Like the magazine feature it celebrates and lampoons, The Sexiest Man Alive is a great gimmick for a poetry collection. It appeals to people who have an interest in celebrity culture — which, let's be honest, is pretty much everyone — and it rewards readers who spend too much time thinking about Hollywood. If that were all the book aspired to do, it would be worth your time.
But Nelson isn't a gimmick poet, and the poems in The Sexiest Man Alive can't just be dismissed as satire or fluff. Individually, any of these poems might be a lark, or a fun piece to read at a group show. Taken all together, though, there's something more interesting at work.
The celebrity chorus in The Sexiest Man Alive becomes an investigation into masculinity: what it means to be a man, what it's like to be seen as a man, what we celebrate in our masculine idols. Nelson is doing some deep thinking here about responsibility and morality and how an individual interacts with society, and vice versa.
Through the lens of celebrity, Nelson seems to be directing some serious thought to the performative nature of manhood. Even in 2018, there are still a very proscribed set of actions that men are allowed to do and not allowed to do in public. Vulnerability is frowned upon. Weakness is seen as death. Eagerness to please isn't viewed as, well, sexy. All of these celebrities are acting out their ideas of manhood — or what they think others expect from manhood — and the whole thing feels as artificial as a plastic bottle of diet grape soda.
I don't think you're going to come away from The Sexiest Man Alive with a better idea of what it means to be sexy, or with a better understanding of what's in Tom Cruise's head. But you will come away from the book with an ear for the way that men talk in public — the stilted dance between expectations and reality, the awkward performance of masculinity that unfolds in thousands of ways every day.

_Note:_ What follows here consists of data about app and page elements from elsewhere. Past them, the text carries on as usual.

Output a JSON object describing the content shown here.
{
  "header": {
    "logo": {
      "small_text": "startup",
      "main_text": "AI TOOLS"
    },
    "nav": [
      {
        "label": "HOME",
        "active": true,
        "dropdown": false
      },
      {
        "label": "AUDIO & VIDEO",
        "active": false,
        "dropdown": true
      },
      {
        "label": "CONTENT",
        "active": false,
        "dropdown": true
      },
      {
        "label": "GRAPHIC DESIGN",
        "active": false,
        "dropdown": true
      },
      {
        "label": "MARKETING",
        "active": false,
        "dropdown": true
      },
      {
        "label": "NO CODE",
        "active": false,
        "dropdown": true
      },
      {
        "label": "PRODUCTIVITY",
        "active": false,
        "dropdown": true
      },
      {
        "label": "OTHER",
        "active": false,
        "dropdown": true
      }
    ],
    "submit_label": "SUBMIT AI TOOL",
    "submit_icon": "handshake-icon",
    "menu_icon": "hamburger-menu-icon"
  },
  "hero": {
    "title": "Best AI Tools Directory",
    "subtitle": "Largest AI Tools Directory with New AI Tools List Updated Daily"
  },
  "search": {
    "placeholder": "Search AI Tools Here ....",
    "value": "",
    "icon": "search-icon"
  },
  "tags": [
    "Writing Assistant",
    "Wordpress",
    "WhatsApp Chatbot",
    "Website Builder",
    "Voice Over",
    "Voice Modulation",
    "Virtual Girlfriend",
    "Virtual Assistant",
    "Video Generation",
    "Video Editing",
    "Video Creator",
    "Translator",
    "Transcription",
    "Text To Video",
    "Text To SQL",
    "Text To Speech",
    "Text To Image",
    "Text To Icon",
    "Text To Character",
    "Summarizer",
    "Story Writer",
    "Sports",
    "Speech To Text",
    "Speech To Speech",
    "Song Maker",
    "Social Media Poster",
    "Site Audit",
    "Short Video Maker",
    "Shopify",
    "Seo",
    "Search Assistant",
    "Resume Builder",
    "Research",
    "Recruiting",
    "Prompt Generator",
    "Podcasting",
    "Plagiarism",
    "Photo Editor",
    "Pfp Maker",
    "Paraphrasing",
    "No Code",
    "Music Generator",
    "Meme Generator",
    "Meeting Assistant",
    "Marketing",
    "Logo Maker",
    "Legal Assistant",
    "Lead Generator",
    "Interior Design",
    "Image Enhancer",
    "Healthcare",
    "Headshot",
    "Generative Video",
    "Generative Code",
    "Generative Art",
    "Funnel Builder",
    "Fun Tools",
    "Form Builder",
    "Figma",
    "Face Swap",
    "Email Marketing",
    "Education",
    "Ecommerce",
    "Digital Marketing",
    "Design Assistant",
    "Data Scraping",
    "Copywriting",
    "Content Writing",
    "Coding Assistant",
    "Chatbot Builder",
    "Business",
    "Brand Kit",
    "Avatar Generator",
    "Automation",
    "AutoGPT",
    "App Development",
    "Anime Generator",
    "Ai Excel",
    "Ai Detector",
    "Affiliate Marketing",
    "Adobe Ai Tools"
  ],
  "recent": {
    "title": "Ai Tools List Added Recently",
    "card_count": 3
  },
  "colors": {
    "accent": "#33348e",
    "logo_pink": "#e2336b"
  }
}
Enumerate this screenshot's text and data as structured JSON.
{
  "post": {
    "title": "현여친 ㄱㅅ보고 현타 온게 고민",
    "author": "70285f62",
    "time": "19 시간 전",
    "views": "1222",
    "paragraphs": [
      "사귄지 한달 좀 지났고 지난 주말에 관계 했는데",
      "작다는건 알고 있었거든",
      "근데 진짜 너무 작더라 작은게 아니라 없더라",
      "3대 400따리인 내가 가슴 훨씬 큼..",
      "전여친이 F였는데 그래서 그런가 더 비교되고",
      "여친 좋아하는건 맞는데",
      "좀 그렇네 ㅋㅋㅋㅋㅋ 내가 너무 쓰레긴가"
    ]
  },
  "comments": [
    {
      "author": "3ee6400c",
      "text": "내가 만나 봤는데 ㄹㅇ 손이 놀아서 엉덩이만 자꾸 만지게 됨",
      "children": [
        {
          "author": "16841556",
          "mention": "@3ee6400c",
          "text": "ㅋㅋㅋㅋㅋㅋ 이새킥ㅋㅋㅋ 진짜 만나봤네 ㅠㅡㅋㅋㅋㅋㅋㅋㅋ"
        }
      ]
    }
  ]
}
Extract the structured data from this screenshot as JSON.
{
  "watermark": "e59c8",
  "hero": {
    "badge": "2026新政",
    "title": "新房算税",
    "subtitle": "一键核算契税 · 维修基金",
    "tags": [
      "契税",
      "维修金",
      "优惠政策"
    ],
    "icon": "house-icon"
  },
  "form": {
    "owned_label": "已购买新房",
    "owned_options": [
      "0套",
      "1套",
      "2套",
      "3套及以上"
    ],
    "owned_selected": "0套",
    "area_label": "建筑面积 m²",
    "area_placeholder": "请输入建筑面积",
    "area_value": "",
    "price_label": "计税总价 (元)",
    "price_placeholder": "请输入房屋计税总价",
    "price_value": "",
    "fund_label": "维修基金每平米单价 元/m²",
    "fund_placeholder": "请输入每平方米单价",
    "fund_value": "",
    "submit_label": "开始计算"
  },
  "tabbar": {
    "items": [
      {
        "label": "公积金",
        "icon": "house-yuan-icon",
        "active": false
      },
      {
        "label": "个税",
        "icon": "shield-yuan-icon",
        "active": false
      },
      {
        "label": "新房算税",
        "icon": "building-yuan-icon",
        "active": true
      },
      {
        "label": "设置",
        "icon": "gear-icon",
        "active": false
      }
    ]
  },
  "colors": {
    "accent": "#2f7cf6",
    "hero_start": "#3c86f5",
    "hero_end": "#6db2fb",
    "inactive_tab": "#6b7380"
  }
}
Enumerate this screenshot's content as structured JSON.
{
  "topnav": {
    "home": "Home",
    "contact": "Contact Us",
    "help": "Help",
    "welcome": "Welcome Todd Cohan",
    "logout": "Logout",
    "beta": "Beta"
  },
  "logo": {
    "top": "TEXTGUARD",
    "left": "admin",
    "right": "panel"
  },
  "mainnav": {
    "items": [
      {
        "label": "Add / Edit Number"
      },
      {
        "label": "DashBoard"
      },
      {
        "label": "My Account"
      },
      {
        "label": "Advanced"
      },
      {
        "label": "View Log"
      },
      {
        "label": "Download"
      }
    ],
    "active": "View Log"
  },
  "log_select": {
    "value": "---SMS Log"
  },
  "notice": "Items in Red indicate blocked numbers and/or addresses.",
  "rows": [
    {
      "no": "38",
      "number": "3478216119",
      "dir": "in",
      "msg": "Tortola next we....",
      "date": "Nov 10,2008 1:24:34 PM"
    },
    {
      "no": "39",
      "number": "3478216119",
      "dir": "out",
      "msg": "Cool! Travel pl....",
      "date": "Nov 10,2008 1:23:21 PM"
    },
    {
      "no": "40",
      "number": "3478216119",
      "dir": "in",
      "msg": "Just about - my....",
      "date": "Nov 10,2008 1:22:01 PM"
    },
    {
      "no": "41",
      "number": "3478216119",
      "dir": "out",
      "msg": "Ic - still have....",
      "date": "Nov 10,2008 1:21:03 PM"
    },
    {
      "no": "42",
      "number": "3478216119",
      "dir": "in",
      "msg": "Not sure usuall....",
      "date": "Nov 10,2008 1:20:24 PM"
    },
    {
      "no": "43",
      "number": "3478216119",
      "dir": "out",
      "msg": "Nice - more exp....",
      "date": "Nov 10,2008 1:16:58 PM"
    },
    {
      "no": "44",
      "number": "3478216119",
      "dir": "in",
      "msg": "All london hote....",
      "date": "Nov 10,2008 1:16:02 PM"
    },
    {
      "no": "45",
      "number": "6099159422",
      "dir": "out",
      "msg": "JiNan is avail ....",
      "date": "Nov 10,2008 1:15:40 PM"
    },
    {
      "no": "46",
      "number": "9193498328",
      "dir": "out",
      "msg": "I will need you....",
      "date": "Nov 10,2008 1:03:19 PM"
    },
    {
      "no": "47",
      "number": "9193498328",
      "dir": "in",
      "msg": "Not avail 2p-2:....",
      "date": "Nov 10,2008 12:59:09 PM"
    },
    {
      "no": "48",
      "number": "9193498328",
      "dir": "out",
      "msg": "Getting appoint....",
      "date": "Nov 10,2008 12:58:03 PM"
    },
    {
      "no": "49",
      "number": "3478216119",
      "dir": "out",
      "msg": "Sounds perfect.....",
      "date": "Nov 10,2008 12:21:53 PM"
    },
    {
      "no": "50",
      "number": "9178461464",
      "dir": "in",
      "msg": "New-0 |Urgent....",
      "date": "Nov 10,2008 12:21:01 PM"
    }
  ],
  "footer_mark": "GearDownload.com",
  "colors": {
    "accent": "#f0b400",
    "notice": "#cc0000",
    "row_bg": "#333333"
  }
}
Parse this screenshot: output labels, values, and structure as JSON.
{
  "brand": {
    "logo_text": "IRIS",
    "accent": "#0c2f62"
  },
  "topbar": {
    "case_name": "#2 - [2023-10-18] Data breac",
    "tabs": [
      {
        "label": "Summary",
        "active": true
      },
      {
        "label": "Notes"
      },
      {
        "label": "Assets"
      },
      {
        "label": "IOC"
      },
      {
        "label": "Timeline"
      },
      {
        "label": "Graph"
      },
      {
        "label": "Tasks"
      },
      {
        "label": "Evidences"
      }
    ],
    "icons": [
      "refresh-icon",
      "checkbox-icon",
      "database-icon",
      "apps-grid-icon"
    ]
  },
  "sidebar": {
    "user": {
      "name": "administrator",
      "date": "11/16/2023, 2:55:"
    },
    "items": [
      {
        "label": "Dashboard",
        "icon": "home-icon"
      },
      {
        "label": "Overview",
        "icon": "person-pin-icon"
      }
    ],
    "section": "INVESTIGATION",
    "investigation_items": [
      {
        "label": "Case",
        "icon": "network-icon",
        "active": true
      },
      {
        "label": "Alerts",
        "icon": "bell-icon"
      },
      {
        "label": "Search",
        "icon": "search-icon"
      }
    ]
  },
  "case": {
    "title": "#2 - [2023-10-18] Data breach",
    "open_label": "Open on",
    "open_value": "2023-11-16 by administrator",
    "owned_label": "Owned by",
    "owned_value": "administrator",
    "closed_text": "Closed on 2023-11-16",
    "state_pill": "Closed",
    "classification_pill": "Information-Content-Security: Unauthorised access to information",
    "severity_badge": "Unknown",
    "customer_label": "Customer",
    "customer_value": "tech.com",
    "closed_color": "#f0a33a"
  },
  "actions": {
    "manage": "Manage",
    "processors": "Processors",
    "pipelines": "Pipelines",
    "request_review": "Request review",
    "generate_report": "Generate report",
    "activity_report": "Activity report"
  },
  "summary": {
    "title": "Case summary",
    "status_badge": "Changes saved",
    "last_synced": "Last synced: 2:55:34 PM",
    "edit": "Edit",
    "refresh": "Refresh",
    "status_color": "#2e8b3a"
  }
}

It's the kind of book that creeps into your brain and casually changes the way you look at the world. You'll never hear the tortured conversation between two bros sitting on a bus in the same way again. Nelson gives voice to those silences, fills them with doubts and worries and hopes. She speaks for men with a clarity and an insight that most men couldn't begin to muster.
Paul is a co-founder of The Seattle Review of Books. He has written for The Progressive, Newsweek, Re/Code, the Utne Reader, the Los Angeles Times, the Seattle Times, the New York Observer, and many North American alternative weeklies. Paul has worked in the book business for two decades, starting as a bookseller (originally at Borders Books and Music, then at Boston's grand old Brattle Bookshop and Seattle's own Elliott Bay Book Company) and then becoming a literary critic. Formerly the books editor for the Stranger, Paul is now a fellow at Civic Ventures, a public policy incubator based out of Seattle.
Follow Paul Constant on Twitter: @paulconstant